Though serving the same purpose, each type had its own basis for construction. Leather armor with plates was just that – leather protective gear with small steel plates sown on. In brigandine armor, the metal plates are fastened to the base (leather or fabric) with rivets. Lamellar armor is assembled from small plates held together with leather laces.

On our website you can find a wide selection of brigandine armour as well as lamellar armour. Both HMB and IMCF allow using both types of body armour, so we will be happy to create a tailor-made costume for you with lamellar armour or brigandine piece for you.

As the blacksmith’s craft developed, the masters started making armor covered large sections of the body with solid metal plates. This is how white armor came to be. Why white? This type of armor was called white because the metal wasn’t covered with leather or fabric, but was polished, giving it a light white color. As a result, custom-made cuirasses of various types appeared.

The infantry and poor knights could only afford a steel breastplate. This type of body armour differs in that the back remains open, expecting that the wearer doesn’t turn his back to the enemy during the battle. The lack of back protection helps to cut some costs on costume-made body armour as well as reduce the overall weight of the body armour.

Naturally, open areas of the body are potentially vulnerable to the enemy, but practically all of the knight’s body was covered by metal plates that overlapped one another in one way or another. This virtually eliminated injuries and guaranteed the owner’s safety on the battlefield.
There is a story about a king who was attacked by the enemy’s army and thrown off his horse. Because he was completely covered with metal plates that remained intact, his warriors were able to get to him and fight off the enemies. The king ended up uninjured despite the numerous blows with different kinds of weapons.

Examining pieces in museums, we can note that the thickness of the majority of armor ranges from 0.8 to 1.5mm. Samples up to 4mm thick are encountered too, but those are rare, isolated cases and generally, were relegated to tournament armor. In modern historical fencing and other combat sports derived from medieval practices, we must choose the right balance between convenience and protection, between thickness and comfort.

Before you purchase your body armor, you need to decide its purpose – is it primarily for dueling or buhurt? For dueling, you can use less thick materials. However, for buhurt, you need an increased thickness or you need to use titanium or hardened steel. You can read about how best to select the thickness and material of your armor here. With proper physical training, you can even use heavy armor during duels.
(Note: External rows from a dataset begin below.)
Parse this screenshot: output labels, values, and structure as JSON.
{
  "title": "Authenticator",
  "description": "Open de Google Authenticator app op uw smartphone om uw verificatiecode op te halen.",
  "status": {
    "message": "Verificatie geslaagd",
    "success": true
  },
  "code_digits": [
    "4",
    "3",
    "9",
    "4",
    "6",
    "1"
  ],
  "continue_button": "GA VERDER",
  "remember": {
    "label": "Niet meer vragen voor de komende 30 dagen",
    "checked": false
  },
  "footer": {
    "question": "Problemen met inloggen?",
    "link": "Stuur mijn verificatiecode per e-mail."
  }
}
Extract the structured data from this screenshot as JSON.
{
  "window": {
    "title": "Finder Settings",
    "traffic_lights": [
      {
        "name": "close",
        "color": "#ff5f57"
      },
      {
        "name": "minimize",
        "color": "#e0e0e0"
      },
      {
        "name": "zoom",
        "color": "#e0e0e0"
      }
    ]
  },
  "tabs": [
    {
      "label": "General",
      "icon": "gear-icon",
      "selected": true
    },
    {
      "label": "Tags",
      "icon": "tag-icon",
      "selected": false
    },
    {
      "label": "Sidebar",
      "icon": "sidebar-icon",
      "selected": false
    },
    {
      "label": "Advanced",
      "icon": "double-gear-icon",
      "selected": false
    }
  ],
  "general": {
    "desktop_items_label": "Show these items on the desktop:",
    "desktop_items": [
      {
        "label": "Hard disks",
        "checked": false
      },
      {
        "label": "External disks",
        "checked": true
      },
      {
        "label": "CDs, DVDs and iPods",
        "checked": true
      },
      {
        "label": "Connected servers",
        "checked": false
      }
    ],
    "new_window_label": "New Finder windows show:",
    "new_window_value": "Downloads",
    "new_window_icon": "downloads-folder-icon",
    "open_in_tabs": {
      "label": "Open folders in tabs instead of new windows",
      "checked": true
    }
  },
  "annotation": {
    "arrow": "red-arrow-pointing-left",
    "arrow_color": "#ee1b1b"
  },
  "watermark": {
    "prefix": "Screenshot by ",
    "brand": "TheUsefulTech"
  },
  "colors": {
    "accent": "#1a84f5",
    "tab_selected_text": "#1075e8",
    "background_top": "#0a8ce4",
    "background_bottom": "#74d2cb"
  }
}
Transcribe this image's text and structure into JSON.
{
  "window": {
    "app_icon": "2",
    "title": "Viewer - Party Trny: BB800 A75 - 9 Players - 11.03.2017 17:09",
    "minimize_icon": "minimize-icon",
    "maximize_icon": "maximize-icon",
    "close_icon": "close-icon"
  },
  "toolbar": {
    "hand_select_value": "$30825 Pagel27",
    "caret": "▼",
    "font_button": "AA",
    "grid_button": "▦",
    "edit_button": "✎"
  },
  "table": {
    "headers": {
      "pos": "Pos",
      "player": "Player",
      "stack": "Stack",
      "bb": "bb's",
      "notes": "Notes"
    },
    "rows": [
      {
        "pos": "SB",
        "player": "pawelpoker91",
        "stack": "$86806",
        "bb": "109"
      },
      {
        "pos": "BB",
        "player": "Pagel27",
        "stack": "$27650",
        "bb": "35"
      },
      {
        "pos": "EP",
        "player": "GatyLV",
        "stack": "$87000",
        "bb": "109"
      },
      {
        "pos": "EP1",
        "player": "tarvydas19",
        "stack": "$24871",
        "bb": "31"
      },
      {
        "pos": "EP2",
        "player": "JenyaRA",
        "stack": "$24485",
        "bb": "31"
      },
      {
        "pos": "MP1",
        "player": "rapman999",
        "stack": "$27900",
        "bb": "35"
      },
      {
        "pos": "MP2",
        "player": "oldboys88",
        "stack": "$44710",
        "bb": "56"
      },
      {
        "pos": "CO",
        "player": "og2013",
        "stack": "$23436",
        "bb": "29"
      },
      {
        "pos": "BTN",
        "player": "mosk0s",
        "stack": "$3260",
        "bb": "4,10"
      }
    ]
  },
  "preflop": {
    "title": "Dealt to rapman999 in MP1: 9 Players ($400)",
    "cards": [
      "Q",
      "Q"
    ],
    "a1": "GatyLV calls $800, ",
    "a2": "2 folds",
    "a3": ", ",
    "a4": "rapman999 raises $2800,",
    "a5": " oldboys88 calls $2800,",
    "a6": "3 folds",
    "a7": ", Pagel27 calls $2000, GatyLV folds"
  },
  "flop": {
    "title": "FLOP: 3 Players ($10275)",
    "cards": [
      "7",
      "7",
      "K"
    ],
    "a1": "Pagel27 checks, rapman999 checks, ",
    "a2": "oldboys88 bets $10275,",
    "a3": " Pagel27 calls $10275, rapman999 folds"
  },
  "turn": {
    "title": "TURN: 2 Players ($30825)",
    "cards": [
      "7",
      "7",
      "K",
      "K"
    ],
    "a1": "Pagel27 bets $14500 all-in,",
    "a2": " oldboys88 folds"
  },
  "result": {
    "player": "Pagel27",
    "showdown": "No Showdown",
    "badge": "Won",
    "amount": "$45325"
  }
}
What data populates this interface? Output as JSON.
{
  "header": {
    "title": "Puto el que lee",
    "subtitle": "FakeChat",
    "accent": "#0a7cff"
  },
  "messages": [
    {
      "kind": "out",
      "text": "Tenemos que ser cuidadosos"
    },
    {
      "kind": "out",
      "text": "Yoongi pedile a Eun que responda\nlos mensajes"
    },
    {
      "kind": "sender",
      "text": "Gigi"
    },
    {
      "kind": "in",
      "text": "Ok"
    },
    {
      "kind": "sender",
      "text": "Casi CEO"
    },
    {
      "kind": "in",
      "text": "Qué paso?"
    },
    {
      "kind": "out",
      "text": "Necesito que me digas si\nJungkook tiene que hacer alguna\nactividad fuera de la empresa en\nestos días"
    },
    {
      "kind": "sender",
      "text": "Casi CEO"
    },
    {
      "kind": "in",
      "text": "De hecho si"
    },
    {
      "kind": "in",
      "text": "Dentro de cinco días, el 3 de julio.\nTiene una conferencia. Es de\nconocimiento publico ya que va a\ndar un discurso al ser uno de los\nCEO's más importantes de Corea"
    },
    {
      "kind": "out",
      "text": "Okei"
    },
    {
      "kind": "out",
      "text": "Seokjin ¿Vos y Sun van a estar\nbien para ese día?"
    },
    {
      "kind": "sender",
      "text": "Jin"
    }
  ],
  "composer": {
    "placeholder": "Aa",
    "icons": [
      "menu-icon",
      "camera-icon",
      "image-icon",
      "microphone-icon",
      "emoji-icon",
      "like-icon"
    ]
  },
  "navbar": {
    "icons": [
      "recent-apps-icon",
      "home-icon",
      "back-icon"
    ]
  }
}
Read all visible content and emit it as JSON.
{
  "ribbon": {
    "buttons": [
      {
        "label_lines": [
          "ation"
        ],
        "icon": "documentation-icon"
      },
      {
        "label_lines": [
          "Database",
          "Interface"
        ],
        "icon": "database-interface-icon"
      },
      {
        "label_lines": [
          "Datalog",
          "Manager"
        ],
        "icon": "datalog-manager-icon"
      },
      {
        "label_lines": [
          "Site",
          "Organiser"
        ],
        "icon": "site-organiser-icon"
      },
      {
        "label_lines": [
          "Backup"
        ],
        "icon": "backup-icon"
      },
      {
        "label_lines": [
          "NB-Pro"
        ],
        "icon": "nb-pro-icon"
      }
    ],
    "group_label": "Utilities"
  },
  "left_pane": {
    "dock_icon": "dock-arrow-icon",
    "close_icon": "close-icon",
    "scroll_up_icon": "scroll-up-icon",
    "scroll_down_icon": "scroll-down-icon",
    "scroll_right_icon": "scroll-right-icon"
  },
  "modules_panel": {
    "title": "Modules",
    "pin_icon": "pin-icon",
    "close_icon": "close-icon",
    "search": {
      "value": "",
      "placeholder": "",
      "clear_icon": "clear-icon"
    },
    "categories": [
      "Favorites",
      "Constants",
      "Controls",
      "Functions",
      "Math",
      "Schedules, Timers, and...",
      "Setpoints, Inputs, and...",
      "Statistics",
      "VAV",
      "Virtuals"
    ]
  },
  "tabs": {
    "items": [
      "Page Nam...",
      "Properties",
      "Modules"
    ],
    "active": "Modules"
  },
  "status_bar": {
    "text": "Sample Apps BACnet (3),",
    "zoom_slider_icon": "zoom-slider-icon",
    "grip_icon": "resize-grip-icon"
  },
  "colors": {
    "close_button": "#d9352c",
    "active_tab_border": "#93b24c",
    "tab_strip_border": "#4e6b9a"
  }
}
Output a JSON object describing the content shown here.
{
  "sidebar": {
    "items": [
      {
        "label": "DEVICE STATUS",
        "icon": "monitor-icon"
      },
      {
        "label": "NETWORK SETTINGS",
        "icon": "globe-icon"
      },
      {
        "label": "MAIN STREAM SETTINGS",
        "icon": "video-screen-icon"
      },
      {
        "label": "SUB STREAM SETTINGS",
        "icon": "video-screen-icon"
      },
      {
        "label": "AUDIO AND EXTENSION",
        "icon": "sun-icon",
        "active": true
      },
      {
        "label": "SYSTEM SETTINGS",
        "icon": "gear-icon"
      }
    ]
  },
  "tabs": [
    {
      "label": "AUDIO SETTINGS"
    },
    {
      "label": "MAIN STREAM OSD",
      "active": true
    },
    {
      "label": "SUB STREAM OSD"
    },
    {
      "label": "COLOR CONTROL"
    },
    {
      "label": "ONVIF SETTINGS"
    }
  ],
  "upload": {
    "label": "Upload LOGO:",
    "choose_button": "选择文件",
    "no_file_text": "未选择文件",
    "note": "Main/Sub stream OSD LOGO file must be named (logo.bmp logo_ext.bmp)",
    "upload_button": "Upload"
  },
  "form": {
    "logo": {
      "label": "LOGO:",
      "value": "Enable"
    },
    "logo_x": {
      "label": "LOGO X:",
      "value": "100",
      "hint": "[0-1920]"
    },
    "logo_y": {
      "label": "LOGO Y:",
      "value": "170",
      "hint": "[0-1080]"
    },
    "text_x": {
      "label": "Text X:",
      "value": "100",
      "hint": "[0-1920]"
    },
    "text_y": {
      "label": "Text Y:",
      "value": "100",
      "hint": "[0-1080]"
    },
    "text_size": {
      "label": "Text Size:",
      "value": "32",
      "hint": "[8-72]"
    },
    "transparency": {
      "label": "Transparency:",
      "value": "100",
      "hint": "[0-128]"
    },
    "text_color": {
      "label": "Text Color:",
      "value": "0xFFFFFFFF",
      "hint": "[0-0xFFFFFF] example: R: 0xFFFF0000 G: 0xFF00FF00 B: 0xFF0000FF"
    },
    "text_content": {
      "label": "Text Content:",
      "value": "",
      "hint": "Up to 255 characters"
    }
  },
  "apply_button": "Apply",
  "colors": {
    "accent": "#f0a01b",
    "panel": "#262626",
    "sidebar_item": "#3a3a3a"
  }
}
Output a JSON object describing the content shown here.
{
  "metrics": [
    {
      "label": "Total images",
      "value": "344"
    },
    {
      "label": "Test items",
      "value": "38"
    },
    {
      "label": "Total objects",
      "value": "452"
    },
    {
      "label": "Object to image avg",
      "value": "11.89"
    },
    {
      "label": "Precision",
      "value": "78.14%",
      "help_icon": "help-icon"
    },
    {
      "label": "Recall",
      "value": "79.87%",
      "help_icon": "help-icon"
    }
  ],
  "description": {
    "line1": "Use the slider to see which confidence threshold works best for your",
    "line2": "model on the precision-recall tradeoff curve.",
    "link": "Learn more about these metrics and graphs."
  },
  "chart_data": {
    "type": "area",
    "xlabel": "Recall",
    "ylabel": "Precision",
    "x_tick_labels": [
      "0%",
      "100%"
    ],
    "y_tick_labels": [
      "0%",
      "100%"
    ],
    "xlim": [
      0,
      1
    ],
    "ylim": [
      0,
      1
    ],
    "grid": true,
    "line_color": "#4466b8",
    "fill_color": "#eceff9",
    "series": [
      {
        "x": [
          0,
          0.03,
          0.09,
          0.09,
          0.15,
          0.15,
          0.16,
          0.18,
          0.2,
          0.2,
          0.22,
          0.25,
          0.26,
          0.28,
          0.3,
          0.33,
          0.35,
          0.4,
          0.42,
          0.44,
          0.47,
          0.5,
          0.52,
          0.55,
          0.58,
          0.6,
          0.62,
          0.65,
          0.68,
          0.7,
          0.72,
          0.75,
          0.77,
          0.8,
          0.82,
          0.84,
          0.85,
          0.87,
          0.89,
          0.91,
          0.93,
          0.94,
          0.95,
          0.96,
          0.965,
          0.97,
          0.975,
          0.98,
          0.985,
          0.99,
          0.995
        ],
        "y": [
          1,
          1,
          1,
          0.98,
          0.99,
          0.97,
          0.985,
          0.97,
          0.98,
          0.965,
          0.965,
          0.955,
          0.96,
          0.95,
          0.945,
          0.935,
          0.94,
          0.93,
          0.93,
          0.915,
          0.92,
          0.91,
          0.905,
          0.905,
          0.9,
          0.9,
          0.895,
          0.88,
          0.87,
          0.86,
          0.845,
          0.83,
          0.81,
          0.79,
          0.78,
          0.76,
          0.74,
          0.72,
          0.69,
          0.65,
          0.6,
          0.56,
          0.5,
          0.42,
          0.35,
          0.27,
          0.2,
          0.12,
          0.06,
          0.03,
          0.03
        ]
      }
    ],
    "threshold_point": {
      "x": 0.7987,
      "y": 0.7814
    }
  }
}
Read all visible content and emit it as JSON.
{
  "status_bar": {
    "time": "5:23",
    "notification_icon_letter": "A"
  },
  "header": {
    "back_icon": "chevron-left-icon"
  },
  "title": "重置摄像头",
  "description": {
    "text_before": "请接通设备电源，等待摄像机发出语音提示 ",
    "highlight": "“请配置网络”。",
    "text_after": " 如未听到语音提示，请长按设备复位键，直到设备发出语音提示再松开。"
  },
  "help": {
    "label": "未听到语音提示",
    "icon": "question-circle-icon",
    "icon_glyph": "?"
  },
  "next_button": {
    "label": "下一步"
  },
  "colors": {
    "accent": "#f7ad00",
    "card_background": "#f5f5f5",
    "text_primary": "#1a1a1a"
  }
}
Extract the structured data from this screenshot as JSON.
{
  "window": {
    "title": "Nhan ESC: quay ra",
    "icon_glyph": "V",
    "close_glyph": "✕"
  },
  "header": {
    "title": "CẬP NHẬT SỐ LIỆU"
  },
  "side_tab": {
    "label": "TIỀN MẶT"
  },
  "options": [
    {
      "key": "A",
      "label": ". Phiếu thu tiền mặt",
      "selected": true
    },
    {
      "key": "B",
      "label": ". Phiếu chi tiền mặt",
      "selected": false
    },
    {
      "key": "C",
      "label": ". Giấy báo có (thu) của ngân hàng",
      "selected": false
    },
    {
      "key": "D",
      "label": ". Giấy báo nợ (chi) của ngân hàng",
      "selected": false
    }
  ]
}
The most famous army that actively used body armor was that of the Roman Empire. Of course, these soldiers wore armor that was relevant for that time and matched the military tasks of that period. Rome’s foes possessed neither weapons nor armor that could withstand Roman equipment, which was the reason Rome was able to conquer half of the (at the time) known world. It was due to defensive armor that Romans had the advantage on the battlefield.
Therefore, when you’re choosing any chest plate armor (also known a breastplate), you’re not choosing just another brigandine or custom made cuirass. You’re choosing a winner’s path. Like the ancient Romans, you’re making a choice to win the duel or buhurt.

Forge of Svan has extensive experience in manufacturing a variety of chest armor and we have won the trust of HMB and IMCF fighters from all over the world. We also have a 100% guarantee on our equipment.

So, don’t delay, order your chest armor from us see why we are the number one forge worldwide when it comes to making chest armor for full-contact battles.